## About this task:
Each line of the records below that contains "true" needs to be copied.
:::
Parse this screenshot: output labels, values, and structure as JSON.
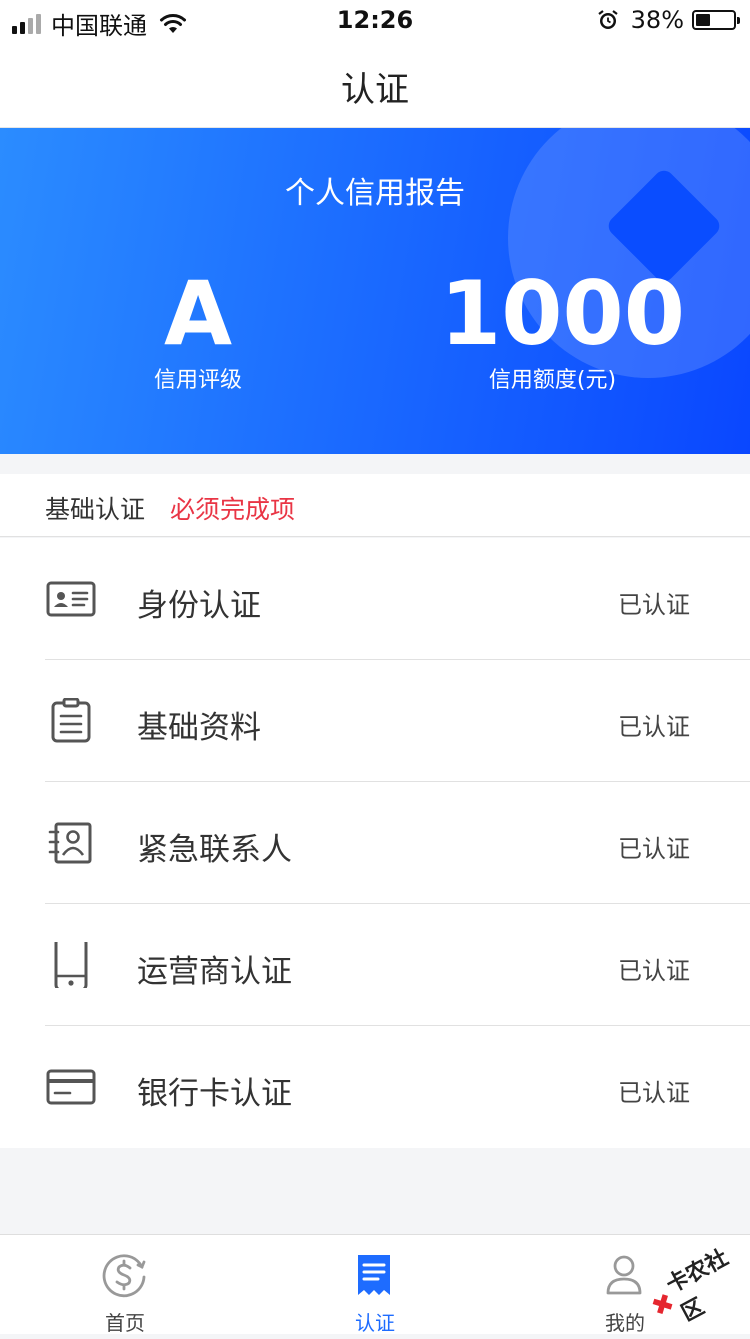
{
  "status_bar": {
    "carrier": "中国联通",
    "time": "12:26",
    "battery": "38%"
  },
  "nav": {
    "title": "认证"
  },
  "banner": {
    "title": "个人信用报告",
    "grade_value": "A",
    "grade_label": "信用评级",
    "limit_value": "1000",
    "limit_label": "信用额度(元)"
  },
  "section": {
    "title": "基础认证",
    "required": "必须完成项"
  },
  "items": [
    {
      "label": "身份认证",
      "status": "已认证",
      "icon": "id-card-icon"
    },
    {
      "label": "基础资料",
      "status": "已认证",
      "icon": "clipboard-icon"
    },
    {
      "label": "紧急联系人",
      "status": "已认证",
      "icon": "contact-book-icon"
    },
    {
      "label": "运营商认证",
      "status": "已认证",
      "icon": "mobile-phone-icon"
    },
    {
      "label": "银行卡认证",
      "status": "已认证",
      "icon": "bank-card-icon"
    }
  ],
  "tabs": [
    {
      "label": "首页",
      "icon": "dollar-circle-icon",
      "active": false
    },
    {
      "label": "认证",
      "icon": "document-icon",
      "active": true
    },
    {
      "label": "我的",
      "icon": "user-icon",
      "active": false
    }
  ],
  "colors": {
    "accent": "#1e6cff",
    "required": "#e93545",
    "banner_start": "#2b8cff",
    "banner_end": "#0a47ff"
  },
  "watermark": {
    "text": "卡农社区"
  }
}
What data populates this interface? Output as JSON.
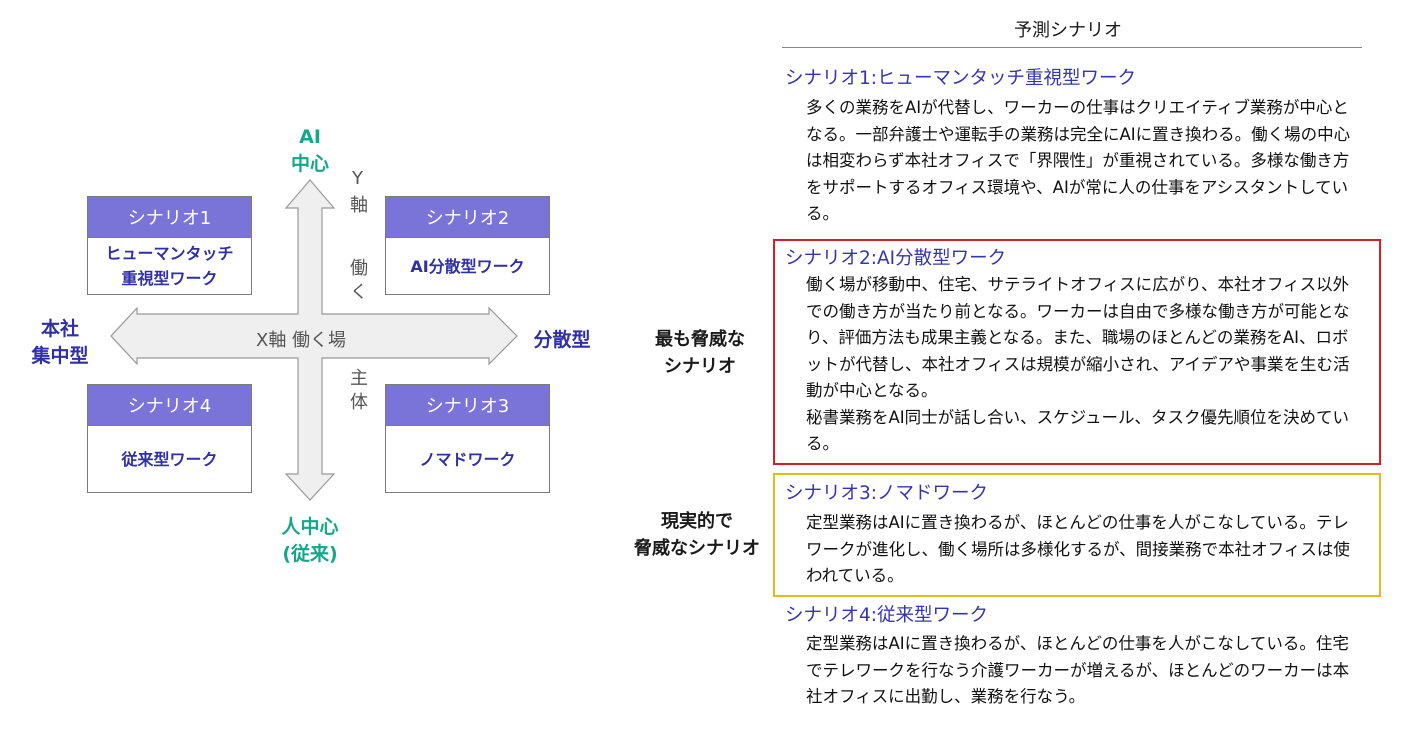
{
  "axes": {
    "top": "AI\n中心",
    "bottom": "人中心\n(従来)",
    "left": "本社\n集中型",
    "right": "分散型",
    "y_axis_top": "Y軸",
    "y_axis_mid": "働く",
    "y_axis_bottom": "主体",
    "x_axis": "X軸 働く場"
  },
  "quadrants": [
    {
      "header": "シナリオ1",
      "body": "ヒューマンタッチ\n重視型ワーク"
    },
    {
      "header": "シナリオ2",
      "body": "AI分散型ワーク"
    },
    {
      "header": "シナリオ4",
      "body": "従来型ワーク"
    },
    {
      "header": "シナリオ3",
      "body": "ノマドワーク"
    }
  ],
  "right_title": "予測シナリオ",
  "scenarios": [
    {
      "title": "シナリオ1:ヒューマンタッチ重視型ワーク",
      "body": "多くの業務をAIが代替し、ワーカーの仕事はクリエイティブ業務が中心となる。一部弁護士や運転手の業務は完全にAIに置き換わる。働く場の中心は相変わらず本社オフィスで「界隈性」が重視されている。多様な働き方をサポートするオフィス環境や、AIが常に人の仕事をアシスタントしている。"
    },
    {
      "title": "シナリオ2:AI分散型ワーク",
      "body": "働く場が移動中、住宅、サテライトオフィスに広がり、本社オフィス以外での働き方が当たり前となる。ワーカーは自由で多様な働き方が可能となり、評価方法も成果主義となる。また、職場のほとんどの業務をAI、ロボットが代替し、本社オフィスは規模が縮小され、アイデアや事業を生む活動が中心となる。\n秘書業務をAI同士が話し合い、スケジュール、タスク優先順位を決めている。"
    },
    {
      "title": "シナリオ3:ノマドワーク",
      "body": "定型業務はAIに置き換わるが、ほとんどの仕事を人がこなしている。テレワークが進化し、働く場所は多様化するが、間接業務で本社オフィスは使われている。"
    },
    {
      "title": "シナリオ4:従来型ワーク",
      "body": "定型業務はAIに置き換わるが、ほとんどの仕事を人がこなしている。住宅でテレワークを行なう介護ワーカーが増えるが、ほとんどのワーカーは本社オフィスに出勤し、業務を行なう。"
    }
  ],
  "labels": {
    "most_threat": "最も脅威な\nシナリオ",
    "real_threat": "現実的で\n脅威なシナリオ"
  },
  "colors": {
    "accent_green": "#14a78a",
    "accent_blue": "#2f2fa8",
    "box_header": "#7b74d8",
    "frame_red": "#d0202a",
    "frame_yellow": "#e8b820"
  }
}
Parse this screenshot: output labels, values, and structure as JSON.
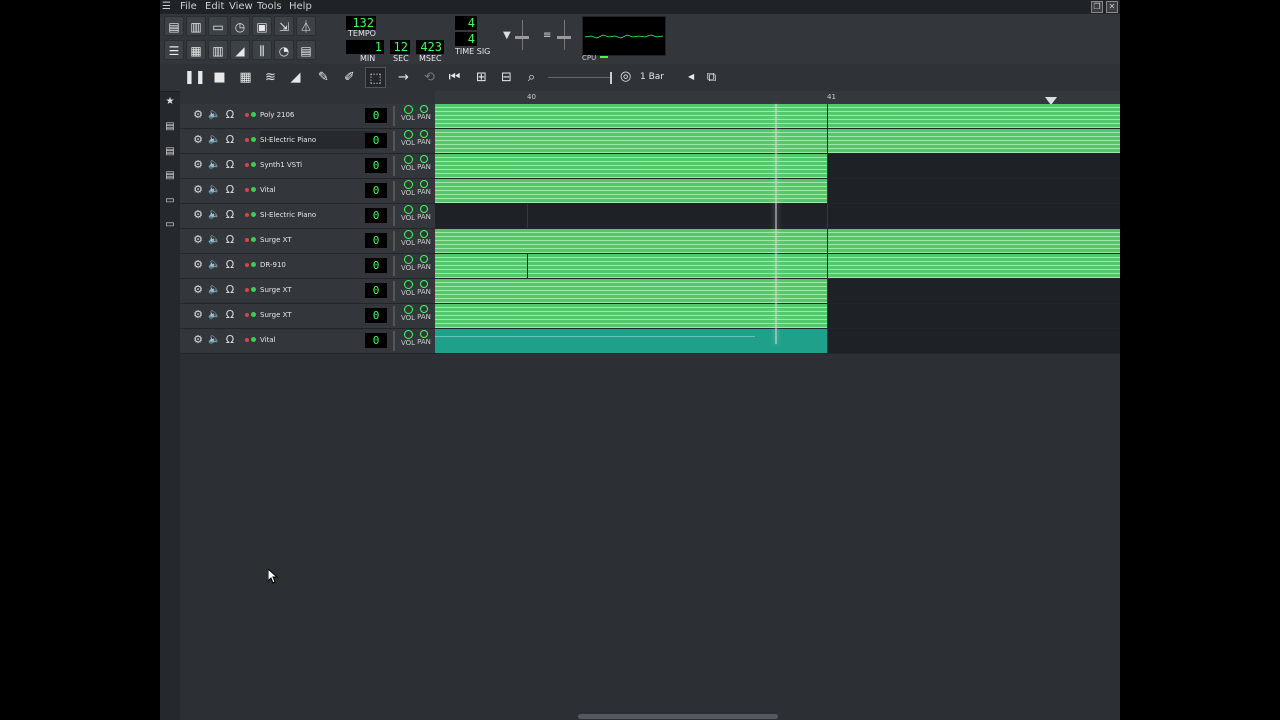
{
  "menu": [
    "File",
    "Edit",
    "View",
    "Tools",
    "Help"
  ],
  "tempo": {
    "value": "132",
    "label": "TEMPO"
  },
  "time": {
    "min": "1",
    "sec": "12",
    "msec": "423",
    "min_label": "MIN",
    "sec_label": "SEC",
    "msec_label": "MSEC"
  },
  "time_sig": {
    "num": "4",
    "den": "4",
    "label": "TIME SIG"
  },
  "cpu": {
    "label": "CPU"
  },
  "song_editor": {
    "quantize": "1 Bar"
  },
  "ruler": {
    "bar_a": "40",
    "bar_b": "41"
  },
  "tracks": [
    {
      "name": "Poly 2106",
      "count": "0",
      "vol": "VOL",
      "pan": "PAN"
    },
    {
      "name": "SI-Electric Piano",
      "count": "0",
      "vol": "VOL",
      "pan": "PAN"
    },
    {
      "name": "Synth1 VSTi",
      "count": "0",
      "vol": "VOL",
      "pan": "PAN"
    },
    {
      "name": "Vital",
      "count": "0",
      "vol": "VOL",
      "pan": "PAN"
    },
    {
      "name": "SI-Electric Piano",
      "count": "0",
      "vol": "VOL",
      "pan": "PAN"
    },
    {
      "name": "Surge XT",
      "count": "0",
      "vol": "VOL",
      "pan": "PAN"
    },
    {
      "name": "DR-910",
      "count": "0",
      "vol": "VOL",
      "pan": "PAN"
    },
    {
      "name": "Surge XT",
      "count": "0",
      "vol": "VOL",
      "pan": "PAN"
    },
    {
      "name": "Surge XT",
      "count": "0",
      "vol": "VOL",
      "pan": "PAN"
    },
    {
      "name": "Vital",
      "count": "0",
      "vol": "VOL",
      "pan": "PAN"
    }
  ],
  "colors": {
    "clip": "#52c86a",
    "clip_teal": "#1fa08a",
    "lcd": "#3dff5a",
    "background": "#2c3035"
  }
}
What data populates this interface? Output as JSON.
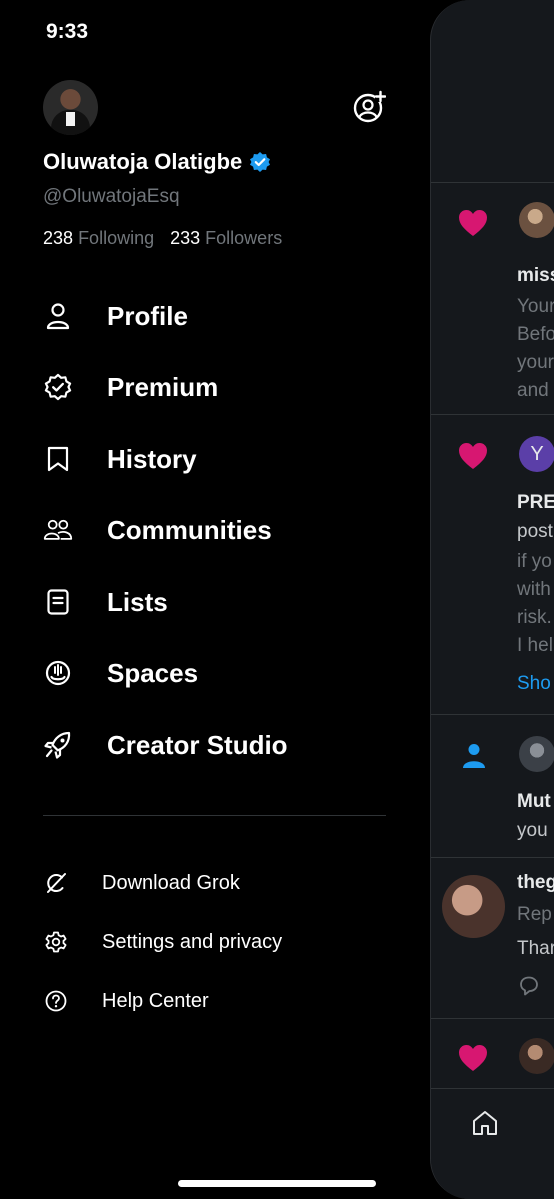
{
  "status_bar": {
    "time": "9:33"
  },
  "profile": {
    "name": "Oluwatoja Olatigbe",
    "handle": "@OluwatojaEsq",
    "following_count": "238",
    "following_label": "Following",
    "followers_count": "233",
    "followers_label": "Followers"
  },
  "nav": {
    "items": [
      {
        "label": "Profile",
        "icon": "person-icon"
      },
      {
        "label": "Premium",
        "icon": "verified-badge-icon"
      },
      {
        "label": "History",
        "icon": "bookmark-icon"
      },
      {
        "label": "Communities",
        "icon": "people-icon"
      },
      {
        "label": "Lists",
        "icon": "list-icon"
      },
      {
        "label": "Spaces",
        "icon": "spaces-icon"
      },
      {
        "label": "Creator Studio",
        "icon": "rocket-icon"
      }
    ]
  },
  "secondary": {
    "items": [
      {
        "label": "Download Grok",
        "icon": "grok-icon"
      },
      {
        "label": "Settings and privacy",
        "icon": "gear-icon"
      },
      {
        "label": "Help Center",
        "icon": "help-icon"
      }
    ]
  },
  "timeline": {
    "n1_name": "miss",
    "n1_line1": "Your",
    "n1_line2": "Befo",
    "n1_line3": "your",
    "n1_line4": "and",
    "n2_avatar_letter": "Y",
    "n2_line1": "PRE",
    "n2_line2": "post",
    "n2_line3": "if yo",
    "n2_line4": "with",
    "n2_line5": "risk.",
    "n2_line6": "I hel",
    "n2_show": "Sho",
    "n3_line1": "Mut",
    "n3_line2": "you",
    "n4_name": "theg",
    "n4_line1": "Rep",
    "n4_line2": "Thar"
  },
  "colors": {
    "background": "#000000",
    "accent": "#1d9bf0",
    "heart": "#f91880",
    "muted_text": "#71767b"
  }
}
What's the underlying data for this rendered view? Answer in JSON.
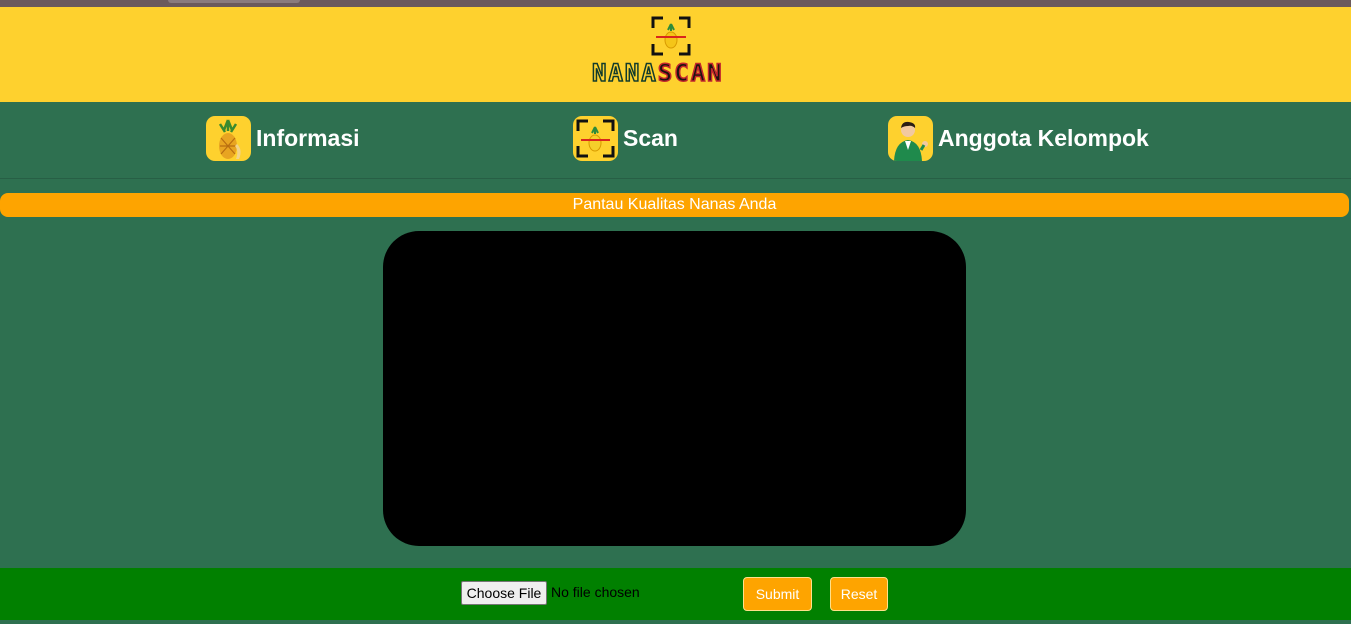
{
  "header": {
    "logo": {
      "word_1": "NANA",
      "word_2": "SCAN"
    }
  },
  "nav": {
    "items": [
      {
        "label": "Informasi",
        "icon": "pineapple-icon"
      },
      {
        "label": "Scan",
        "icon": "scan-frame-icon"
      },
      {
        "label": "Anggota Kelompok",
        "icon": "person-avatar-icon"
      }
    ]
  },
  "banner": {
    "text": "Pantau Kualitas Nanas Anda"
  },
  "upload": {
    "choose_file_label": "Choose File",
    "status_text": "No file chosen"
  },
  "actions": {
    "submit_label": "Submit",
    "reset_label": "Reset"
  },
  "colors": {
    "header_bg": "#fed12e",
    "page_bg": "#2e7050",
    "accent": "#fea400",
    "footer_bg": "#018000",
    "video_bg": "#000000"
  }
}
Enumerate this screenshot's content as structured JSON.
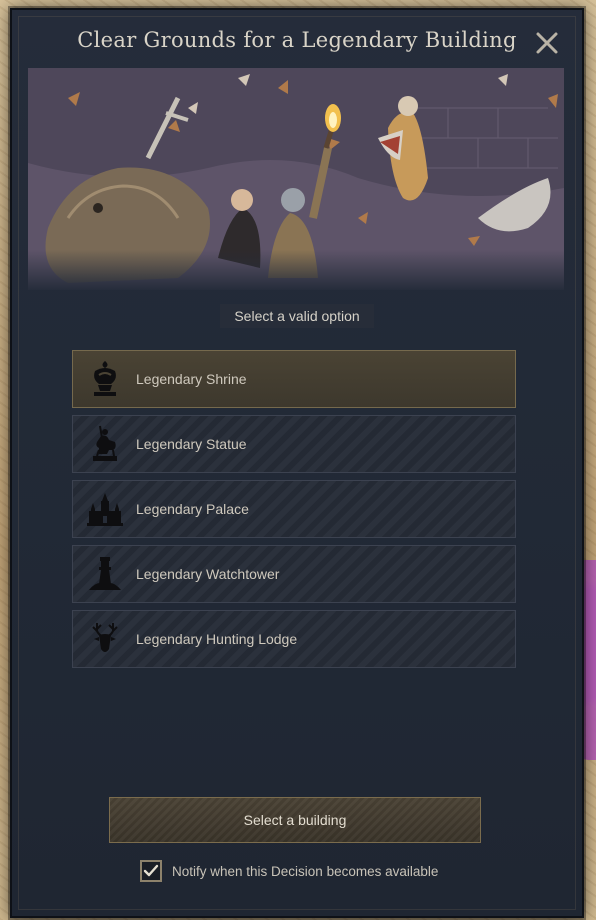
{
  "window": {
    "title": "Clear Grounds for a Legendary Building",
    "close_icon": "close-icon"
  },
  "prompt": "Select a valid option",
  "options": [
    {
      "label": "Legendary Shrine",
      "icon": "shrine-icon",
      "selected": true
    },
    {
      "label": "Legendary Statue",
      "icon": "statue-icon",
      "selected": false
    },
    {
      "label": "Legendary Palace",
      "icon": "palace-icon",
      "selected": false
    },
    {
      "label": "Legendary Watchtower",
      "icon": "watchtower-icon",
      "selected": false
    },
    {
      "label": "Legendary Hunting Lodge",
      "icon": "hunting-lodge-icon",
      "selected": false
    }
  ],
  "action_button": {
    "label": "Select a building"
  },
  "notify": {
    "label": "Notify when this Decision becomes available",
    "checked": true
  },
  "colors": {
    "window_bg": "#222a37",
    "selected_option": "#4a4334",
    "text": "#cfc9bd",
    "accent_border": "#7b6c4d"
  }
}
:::
## Output of the task:
      "active": true
      "selected": true
    "checked": true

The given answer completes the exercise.